On travels when KumKum and I are near enough to a poet’s grave or museum to pay a visit, we go. In this manner we have paid our respects to Keats, Ghalib, Melville, Wharton, Longfellow and Poe, and this time we were driven from Boston to Amherst to see the Emily Dickinson Museum, located in the house where she spent the major part of her life.
The docent who guided a group of seven was a retired lady, specialising in 19th century history, and had an intimate familiarity with the life of ED and her close family (sister Lavinia, brother Austin and future sister-in-law Susan). She said there were many myths about the poet – that she was a recluse, that no one in her lifetime knew she wrote poetry, that she never left Amherst, etc.
ED was a fond aunt to children who came to play in the grounds outside her upper storey bedroom, and would lower shortbread cookies to them in a basket.

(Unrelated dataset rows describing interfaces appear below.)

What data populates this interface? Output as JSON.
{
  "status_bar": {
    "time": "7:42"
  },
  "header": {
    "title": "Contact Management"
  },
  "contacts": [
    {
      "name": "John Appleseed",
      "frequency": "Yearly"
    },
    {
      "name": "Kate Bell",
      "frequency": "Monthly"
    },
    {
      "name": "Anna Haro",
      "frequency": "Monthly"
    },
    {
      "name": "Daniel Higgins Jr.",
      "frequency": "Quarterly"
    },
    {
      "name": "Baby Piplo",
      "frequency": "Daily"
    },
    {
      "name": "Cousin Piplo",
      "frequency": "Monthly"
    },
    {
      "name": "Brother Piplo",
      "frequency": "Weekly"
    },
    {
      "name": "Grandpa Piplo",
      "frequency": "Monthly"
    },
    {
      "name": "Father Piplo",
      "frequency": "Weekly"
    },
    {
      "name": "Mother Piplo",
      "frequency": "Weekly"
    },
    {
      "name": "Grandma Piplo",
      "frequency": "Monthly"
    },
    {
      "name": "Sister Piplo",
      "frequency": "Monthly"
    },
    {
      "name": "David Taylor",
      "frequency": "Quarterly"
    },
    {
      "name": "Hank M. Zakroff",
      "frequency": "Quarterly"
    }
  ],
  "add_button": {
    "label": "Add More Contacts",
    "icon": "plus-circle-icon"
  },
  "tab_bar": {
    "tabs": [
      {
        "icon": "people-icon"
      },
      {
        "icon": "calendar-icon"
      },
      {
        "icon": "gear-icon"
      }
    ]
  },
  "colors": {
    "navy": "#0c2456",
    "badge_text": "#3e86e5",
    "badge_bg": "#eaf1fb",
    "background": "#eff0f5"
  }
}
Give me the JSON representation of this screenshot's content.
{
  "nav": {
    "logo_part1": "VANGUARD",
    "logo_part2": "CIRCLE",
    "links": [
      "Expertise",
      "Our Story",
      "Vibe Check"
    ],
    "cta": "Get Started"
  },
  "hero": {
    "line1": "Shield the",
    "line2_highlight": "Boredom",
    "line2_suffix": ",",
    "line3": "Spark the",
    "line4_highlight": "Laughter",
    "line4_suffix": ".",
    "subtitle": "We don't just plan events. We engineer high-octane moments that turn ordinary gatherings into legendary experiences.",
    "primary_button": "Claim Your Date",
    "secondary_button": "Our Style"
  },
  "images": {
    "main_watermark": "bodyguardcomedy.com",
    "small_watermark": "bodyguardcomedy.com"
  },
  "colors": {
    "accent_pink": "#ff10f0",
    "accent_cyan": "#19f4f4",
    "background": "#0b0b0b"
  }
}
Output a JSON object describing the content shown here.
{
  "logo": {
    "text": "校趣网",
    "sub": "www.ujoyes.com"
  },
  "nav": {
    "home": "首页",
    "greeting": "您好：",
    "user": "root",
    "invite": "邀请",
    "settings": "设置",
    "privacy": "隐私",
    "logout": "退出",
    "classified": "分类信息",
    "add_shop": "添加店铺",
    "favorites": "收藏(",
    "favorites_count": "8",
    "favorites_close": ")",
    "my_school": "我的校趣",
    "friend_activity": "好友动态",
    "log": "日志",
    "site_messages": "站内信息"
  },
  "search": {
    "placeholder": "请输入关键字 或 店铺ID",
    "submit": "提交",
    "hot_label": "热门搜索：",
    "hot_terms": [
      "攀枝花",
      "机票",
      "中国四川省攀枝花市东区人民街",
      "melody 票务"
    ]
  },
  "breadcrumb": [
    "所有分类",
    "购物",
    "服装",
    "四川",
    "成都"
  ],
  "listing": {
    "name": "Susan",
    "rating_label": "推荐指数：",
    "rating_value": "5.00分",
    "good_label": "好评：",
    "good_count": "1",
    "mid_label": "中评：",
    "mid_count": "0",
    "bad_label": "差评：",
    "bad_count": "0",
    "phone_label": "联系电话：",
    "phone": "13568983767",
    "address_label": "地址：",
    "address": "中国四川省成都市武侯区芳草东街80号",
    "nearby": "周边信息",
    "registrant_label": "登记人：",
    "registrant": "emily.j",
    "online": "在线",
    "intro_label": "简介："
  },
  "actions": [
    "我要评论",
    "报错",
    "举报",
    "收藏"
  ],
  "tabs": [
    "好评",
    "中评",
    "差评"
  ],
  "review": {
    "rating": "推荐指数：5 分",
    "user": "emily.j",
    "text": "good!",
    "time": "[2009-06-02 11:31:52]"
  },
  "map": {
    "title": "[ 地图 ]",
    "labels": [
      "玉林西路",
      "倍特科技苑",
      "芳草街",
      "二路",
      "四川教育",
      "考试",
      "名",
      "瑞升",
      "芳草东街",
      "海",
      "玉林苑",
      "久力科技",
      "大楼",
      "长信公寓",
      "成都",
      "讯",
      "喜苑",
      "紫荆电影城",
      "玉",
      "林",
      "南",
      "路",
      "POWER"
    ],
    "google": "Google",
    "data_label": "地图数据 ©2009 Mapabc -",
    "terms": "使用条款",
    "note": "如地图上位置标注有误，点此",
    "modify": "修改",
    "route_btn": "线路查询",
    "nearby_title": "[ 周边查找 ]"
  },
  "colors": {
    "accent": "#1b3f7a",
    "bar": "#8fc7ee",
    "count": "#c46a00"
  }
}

There is a museum of her memorabilia in Harvard University, at the Emily Dickinson Room of the Houghton Library,
Since July 2016 the Museum has allowed visitors to rent her bedroom for $100 an hour and sit and write at her desk:
The Emily Dickinson Archive makes high-resolution images of Dickinson’s surviving manuscripts available in open access, and provides readers with a website through which they can view images of manuscripts held in multiple libraries and archives.
The story behind the Emily Dickinson Archive, a collaborative project of Harvard University Press and a growing number of repositories that own examples of Dickinson’s original work. The biggest are Houghton Library, Amherst College, and the Boston Public Library.
Video of a Talk
'The Secret Life of Emily Dickinson', book by author Jerome Charyn who creates the poet in her own voice, with all its characteristic modulations that he learned from her letters and poems. He says she had a mischievous, playful, sexual side, and did not hide her sexuality.